- Your objective -
Provide the count of lines below where "background" occurs, with no other output.

- Material supplied -

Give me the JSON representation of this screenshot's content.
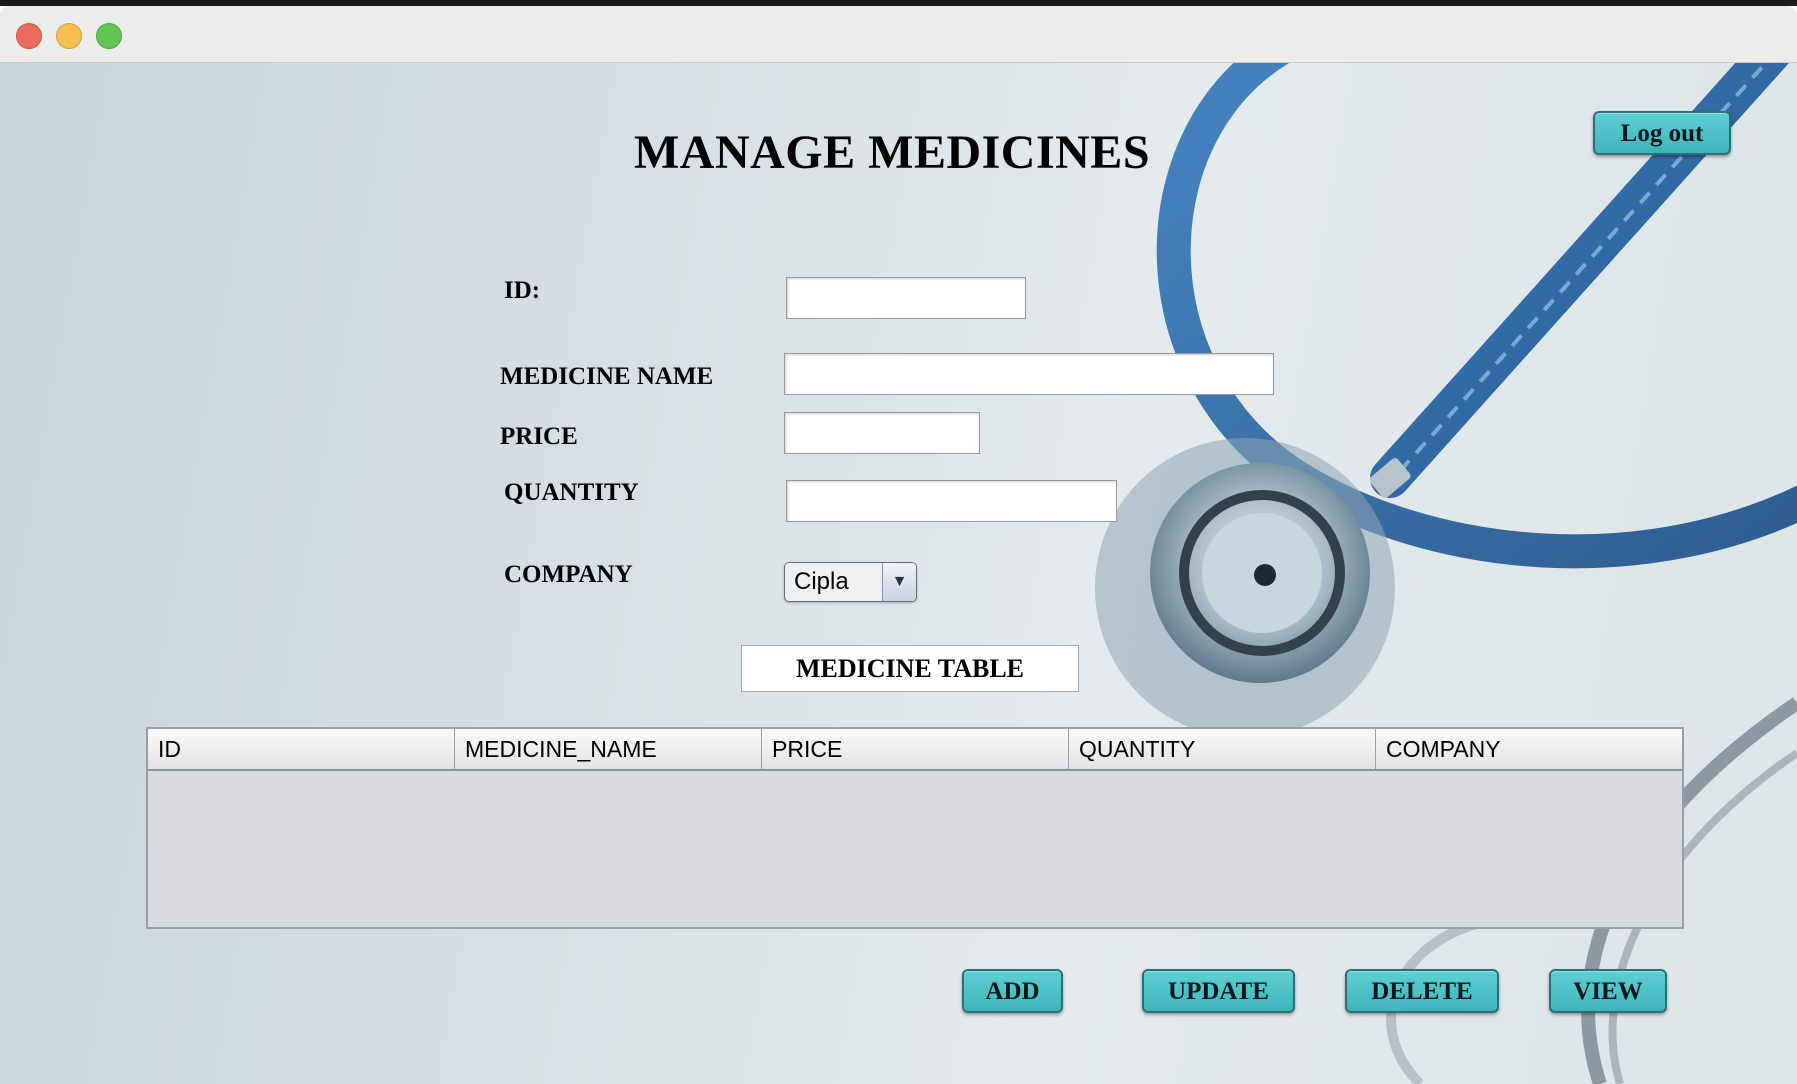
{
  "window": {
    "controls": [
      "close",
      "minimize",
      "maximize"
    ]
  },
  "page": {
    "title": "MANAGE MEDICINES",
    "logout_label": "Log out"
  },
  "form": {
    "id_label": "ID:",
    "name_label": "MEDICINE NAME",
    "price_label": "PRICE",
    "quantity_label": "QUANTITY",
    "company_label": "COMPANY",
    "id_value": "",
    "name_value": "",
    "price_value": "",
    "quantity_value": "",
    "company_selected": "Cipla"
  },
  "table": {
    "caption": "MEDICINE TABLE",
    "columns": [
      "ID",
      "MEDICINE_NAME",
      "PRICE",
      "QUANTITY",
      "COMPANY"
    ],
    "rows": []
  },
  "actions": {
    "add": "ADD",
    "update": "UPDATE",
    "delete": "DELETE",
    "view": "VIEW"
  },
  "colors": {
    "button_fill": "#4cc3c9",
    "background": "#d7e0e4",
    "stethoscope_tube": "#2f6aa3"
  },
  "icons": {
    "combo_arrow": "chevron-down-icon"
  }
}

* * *

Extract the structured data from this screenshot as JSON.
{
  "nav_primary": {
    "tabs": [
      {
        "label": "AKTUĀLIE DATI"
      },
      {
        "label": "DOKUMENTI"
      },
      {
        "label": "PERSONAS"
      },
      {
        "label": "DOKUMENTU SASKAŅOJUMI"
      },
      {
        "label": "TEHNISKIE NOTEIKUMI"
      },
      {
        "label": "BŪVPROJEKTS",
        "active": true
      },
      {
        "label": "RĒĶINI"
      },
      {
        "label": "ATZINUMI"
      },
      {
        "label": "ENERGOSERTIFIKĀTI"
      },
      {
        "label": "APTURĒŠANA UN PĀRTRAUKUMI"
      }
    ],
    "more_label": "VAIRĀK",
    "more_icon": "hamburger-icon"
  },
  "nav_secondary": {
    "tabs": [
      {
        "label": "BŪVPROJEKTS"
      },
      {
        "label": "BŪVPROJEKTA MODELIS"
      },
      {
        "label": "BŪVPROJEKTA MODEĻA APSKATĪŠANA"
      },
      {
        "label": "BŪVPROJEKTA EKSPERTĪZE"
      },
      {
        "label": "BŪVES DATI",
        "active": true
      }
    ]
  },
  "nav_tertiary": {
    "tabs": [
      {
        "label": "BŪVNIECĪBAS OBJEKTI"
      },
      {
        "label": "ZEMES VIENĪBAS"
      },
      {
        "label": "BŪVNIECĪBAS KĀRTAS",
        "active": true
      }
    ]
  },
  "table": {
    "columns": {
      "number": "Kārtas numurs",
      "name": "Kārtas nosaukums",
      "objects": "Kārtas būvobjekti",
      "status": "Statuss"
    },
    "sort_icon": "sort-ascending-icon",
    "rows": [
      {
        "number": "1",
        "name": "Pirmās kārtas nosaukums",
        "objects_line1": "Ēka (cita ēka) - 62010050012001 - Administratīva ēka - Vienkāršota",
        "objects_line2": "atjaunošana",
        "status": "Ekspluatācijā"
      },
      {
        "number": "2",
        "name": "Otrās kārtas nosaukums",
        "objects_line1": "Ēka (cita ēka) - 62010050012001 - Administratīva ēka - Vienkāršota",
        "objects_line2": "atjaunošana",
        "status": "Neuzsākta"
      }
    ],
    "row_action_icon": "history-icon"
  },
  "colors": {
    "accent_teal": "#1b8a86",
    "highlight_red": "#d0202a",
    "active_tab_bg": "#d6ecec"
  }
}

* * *

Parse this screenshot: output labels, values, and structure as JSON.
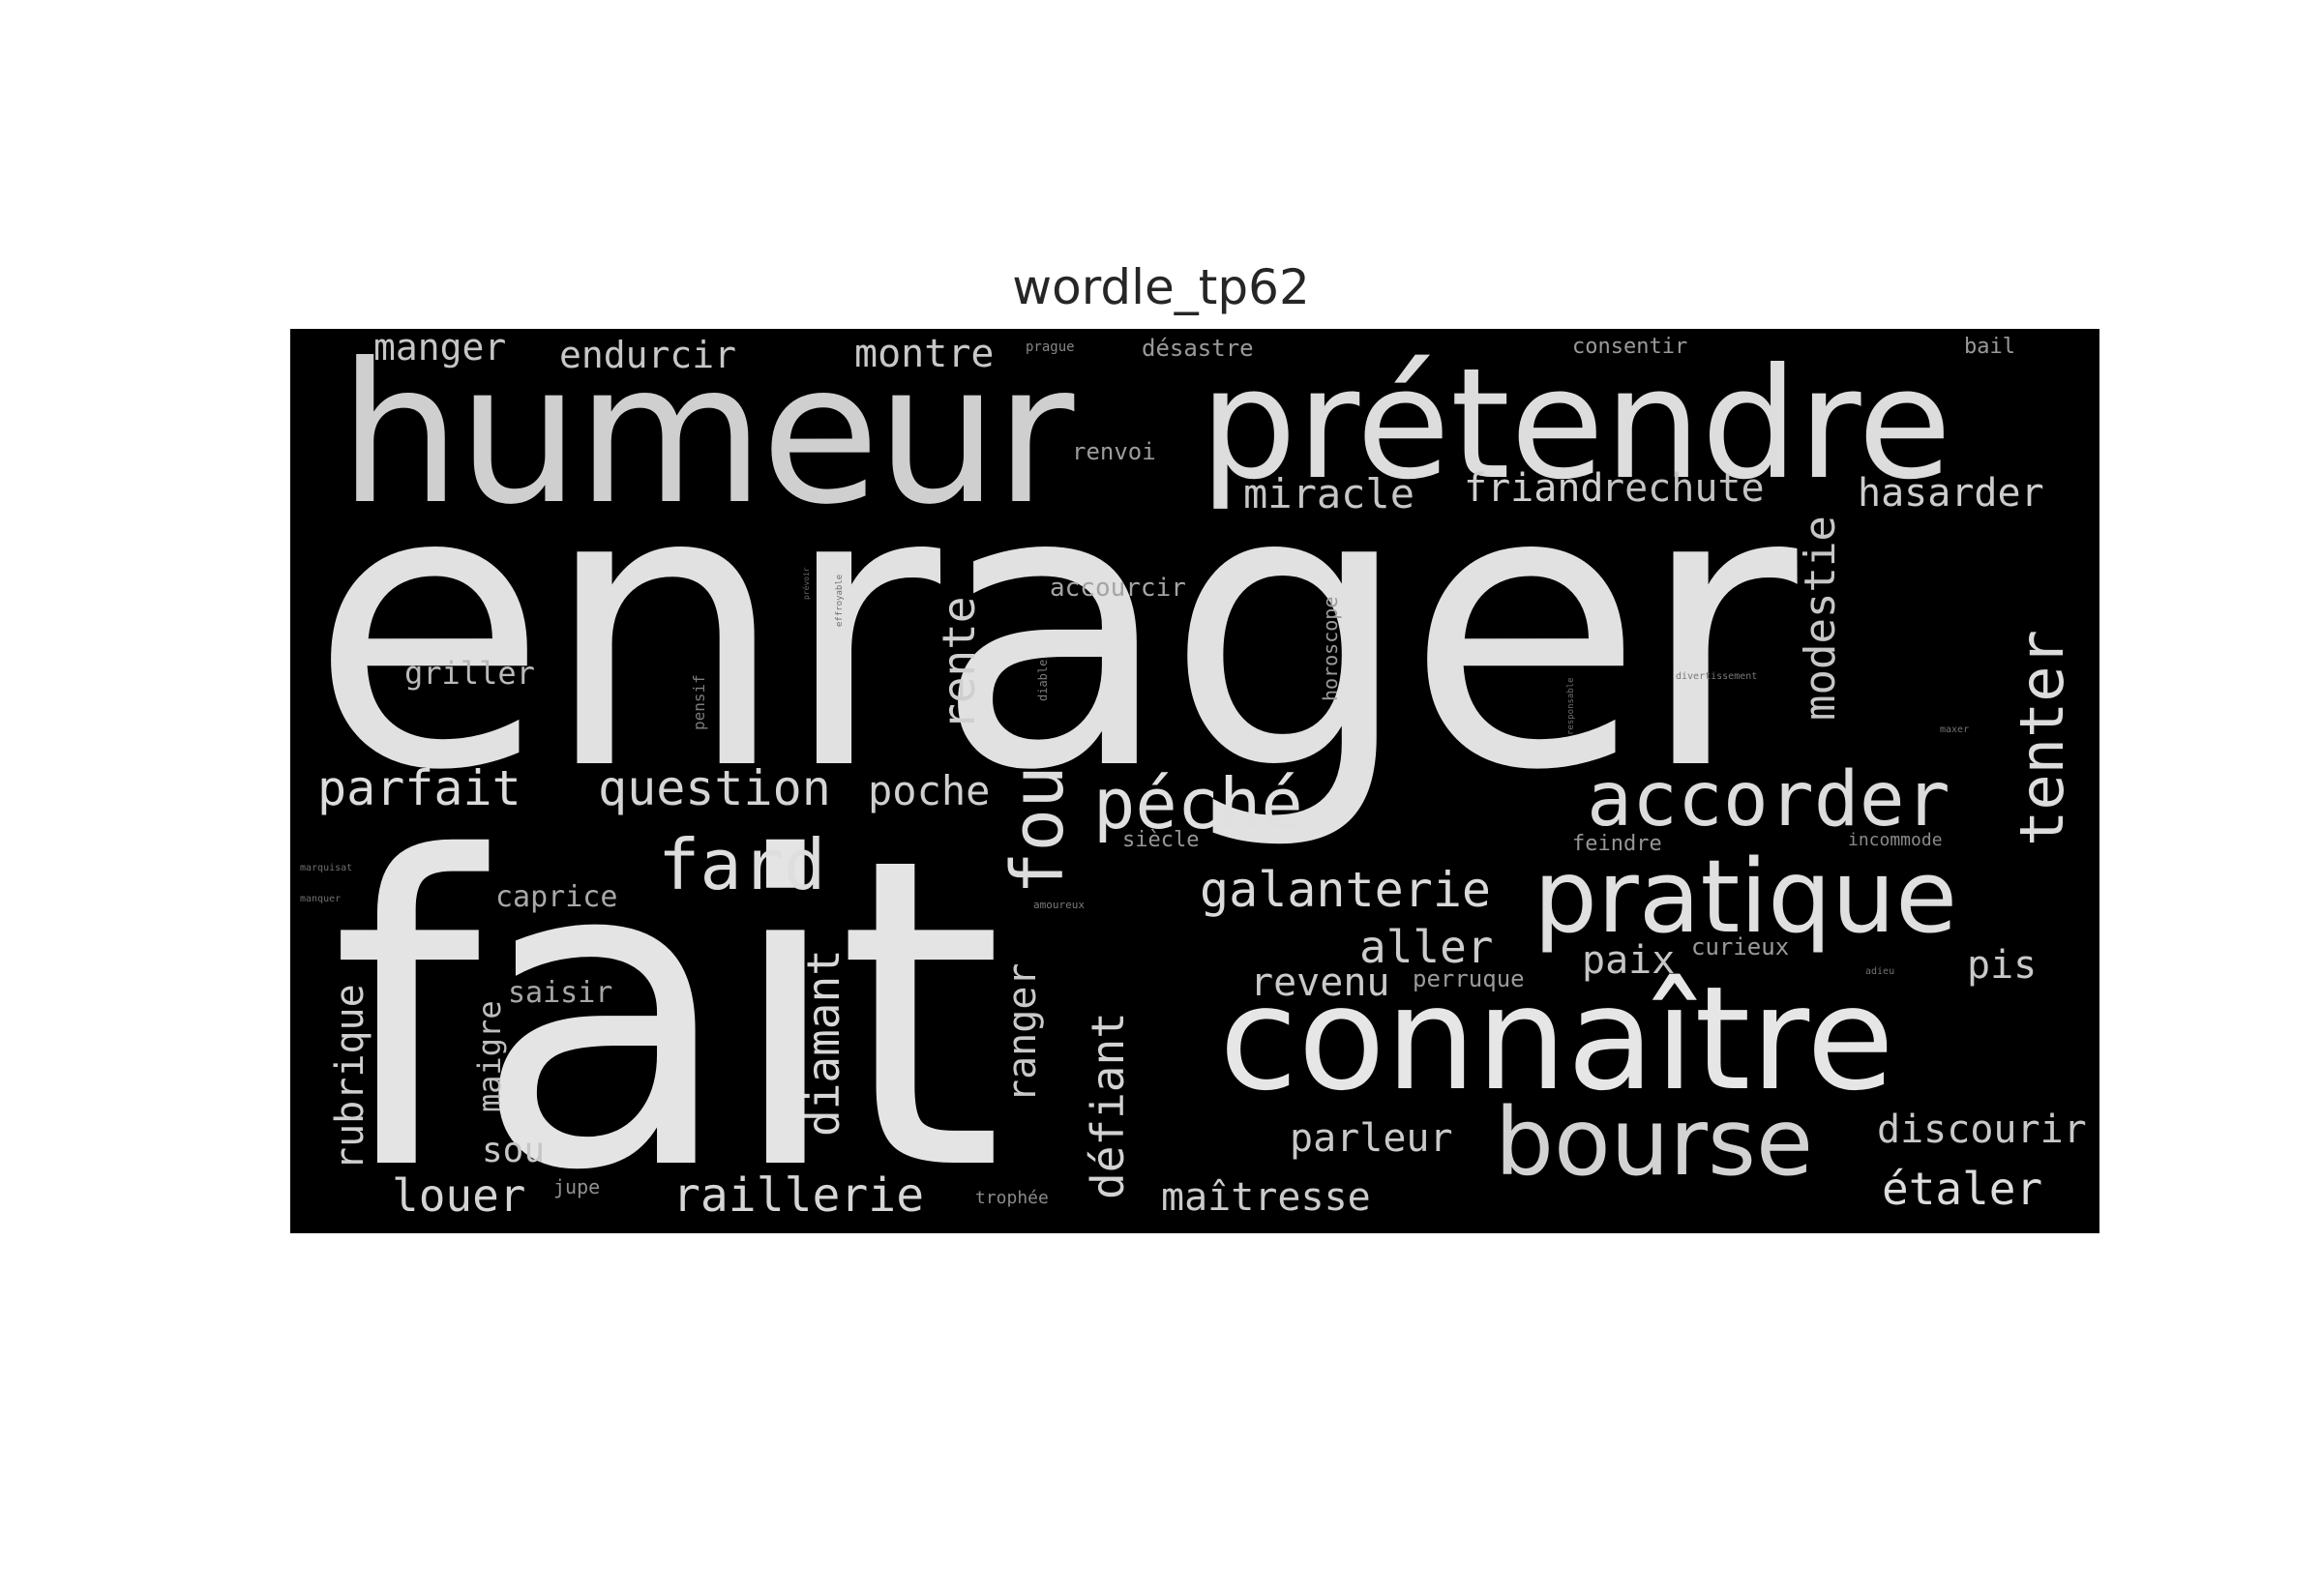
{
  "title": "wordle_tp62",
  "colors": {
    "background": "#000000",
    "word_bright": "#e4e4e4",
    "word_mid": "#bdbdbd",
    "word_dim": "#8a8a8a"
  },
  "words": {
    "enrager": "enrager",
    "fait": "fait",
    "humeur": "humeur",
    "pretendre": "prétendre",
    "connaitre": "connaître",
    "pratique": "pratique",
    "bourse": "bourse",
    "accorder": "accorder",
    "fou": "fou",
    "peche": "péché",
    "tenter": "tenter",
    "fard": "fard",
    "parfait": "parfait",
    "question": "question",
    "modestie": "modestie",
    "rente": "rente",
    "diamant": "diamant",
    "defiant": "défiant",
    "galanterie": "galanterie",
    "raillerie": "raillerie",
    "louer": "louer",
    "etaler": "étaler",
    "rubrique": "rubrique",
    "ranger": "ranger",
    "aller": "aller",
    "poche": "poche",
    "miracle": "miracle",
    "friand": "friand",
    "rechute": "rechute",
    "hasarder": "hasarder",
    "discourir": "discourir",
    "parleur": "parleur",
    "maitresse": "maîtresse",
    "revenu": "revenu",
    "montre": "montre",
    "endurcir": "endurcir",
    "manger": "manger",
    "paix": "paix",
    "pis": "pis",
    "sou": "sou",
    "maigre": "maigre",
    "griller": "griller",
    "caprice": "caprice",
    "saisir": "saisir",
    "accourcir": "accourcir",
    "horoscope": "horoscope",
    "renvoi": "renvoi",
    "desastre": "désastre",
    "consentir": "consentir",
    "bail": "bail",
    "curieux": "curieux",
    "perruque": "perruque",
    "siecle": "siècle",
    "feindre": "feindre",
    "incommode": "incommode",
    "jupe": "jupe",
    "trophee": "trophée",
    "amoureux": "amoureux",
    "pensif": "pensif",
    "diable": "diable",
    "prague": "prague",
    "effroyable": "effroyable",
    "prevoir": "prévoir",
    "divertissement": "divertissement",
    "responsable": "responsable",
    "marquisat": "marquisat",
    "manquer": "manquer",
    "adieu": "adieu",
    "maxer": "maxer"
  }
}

- Exercise output -
2